Unless they are controlling a situation, some people have no idea how to be in one. Etiquette guidelines allow you to know when all that is required is that you be present.
It is difficult to predict how someone may react to your opinion on a subject. Fortunately, there are etiquette rules of engagement that can help keep a civil conversation from going awry.
Having an umbrella available is essential when it’s raining, or even on a sunny day. Let’s review the “must-do’s” of keeping your use of one etiquette-ful.
Email etiquette calls for clarity and conciseness. The expectation is that information will be shared quickly and in the spirit of positive communication.
Being candid means being frank and open. It asks that you be free from bias, prejudice or malice. It also requires a scrutiny of what it is that you want to say, an examination of your motives.
Conversation fosters connection. When you know how to ease through each phase of connecting with someone, your networking skills will produce an array of acquaintances as well as new friends.
Feeling sympathy for someone with a disability or impairment is common. But there are times when a communication or offer to help comes across as rude or condescending. How can we avoid this?
Unless you are an outgoing person, attending an event or party as the guest of a guest can be overwhelming. Time to put on your networking hat!
You can strive to improve your own listening habits, but you cannot control others who are bad listeners.

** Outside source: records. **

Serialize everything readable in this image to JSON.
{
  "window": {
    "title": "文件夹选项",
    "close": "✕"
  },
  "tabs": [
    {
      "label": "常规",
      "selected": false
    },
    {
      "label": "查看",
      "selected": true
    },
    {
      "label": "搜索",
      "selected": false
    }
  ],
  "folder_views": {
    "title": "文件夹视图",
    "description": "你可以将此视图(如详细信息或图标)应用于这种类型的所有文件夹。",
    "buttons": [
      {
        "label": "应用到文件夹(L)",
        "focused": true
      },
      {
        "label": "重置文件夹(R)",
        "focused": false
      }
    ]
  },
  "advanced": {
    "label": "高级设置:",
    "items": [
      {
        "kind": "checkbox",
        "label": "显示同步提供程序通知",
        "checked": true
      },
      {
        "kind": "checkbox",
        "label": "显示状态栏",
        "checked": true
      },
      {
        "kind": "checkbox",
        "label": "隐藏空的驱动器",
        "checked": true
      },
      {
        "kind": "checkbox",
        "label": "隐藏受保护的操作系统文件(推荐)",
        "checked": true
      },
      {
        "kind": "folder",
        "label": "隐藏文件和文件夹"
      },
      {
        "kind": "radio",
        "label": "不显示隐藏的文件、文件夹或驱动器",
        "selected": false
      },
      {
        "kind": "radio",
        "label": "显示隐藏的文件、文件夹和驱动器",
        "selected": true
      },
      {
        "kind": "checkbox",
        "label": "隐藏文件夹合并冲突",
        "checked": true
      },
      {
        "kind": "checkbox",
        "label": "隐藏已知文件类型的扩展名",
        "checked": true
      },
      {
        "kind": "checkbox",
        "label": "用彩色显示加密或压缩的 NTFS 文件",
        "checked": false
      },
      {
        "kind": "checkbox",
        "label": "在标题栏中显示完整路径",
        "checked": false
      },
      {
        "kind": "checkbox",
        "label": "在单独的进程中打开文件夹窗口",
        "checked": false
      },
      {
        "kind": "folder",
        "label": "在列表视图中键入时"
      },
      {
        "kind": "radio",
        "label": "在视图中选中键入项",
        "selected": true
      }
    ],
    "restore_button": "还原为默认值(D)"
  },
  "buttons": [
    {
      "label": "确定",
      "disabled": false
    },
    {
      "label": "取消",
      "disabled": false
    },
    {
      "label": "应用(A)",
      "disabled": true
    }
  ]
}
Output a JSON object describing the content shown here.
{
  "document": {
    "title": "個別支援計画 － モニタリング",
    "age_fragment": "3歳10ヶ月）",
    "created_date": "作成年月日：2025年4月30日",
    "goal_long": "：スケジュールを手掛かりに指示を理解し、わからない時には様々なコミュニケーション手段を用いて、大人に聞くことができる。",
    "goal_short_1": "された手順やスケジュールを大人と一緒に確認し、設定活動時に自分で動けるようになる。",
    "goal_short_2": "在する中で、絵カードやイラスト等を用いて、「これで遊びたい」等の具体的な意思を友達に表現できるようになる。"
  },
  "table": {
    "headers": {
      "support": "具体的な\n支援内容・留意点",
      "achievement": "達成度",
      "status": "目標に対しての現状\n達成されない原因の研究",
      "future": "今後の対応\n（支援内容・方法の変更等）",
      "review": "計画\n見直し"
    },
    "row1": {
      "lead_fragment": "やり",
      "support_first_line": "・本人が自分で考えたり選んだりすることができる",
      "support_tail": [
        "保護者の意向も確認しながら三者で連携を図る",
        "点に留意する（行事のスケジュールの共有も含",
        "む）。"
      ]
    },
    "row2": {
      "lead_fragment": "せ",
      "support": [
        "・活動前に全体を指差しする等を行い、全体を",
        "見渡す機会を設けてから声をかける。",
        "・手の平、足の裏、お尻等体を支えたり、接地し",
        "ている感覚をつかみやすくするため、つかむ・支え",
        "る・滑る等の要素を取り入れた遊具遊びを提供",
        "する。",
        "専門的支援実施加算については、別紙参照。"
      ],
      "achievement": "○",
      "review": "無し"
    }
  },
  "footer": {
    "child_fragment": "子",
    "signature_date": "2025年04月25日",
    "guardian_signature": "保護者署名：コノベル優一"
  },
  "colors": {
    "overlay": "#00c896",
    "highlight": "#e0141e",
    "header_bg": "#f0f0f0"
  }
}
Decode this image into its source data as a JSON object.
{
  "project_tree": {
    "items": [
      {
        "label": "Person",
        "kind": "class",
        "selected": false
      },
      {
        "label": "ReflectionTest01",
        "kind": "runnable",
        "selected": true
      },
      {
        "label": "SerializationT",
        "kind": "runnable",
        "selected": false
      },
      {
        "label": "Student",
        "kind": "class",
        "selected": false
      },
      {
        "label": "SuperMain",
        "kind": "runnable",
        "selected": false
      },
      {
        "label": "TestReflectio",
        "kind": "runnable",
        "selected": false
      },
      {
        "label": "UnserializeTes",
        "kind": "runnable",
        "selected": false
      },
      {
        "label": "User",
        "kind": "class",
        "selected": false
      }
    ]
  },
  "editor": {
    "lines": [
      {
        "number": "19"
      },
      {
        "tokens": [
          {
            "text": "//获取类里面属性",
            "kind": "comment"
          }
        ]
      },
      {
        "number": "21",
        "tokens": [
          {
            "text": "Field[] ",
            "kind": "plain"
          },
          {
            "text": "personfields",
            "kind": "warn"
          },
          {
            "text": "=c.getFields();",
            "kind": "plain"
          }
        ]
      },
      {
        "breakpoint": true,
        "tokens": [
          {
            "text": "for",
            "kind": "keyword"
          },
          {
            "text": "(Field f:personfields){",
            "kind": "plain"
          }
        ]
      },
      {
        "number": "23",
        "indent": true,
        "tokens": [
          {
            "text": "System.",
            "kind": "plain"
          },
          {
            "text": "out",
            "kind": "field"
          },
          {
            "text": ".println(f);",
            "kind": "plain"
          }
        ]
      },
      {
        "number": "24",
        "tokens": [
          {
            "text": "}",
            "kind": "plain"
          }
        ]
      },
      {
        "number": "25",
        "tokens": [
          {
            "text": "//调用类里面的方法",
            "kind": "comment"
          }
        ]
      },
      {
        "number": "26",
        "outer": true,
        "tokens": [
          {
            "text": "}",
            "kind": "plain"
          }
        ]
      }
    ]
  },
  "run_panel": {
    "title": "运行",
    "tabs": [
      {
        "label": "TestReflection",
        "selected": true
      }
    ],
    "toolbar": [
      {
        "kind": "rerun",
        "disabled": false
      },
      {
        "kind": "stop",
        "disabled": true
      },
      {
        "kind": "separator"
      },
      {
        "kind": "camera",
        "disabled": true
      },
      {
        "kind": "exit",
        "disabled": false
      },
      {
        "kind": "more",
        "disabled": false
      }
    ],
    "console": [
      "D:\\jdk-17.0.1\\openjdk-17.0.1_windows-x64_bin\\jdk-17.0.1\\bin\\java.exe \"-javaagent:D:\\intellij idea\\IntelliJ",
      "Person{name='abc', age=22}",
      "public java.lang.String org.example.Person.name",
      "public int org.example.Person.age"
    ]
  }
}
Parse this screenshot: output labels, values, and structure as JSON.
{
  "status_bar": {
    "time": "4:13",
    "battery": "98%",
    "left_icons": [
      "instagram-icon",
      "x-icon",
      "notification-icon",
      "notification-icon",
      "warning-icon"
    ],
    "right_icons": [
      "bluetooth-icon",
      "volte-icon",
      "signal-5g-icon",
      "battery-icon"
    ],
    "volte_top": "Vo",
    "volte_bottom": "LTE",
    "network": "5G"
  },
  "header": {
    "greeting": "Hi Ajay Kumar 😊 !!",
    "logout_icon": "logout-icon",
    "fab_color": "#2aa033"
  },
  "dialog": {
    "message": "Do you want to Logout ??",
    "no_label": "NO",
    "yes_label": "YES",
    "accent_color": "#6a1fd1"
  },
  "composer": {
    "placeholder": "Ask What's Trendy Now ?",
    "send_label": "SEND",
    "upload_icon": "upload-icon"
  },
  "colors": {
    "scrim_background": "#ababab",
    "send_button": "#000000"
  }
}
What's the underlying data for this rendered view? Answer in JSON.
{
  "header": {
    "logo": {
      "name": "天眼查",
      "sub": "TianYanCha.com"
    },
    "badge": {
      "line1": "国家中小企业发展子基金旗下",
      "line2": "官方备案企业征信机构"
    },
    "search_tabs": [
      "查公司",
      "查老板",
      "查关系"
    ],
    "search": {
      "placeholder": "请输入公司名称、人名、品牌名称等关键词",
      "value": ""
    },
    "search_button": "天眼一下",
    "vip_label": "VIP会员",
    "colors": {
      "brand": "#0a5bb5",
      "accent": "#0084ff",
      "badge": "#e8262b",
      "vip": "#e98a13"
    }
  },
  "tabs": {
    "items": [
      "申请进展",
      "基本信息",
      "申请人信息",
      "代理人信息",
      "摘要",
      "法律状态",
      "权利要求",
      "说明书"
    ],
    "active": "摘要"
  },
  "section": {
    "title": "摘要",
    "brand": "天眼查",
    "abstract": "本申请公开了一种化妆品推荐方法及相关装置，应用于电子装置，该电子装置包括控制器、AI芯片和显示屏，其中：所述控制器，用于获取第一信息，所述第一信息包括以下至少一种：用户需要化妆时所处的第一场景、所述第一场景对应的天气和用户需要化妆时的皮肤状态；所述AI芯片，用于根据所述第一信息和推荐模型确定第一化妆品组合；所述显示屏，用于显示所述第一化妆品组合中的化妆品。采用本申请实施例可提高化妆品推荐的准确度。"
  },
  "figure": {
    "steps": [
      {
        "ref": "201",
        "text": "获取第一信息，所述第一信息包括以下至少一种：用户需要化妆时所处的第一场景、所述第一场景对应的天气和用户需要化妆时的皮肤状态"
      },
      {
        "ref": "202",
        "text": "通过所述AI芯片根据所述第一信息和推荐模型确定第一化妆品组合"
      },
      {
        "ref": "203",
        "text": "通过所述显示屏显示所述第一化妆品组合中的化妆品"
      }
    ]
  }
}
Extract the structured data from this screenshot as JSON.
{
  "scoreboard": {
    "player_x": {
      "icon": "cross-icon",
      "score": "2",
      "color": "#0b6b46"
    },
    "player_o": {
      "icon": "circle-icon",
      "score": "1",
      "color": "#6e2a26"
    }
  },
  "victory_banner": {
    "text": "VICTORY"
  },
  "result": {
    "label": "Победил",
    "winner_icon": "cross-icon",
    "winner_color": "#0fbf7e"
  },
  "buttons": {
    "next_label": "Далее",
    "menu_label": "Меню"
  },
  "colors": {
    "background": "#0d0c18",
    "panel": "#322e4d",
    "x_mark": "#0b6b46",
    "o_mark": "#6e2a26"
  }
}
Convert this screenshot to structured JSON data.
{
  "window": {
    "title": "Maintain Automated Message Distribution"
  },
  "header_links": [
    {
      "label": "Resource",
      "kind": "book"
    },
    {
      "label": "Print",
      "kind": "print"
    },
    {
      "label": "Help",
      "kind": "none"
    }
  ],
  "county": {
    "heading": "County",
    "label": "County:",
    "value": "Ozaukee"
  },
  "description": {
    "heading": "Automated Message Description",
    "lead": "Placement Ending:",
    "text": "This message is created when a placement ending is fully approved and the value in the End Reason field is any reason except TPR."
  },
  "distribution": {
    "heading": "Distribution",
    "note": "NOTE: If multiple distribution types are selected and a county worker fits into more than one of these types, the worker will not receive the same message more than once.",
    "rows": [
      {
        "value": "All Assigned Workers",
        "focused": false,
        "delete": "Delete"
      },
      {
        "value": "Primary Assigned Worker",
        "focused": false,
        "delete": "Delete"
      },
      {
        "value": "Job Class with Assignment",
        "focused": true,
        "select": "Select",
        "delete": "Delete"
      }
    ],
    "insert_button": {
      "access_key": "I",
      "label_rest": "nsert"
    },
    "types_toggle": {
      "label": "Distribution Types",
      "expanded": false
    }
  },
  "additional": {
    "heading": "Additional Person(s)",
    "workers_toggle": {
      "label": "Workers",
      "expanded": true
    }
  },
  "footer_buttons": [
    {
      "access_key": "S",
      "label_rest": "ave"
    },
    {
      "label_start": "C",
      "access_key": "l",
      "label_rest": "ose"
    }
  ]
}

Using appropriate transgender pronouns is not only appreciated, it’s etiquette-ful. Good manners indicate that we address a person as they would prefer.
As children, we were told to always tell the truth. This was often supported with the fear that if we didn’t, the truth would eventually be revealed. The operative lesson being, “Don’t lie!”
It's unsettling to learn that someone is spreading gossip or awful things about you. Should you confront this person? Let it go? Or let time prove what a fool he is for speaking untruths?
One of the most important gifts we receive as social beings is moral support from family, friends, and colleagues. Kind words or an offer of help give you strength to move forward.
Terms of endearment are typically used between people who are close. But using affectionate names with people you hardly know, or using them too liberally, can make others uncomfortable.
Our sense of smell is much more powerful than any of our other senses. But when smelly food is involved, it not only creates an unpleasant situation, it can be very disruptive.
Working lunches consist of you and your colleagues eating while meeting. Though this type of business lunch is not fine dining, your good manners are called for.
We all know someone we aspire to be like. That perfect person who has it all together. It’s one thing to have aspirations, but quite another to feel inadequate when comparing yourself to a friend.
Salt and pepper are the most common condiments, but let’s not forget about sauces and relishes. While all these added seasonings can improve a meal, there are times when you might not use them.
Traditional place settings may make you think of an elegant holiday table or a simple family dinner. But are they a dying art? Or is it that family meals are evolving?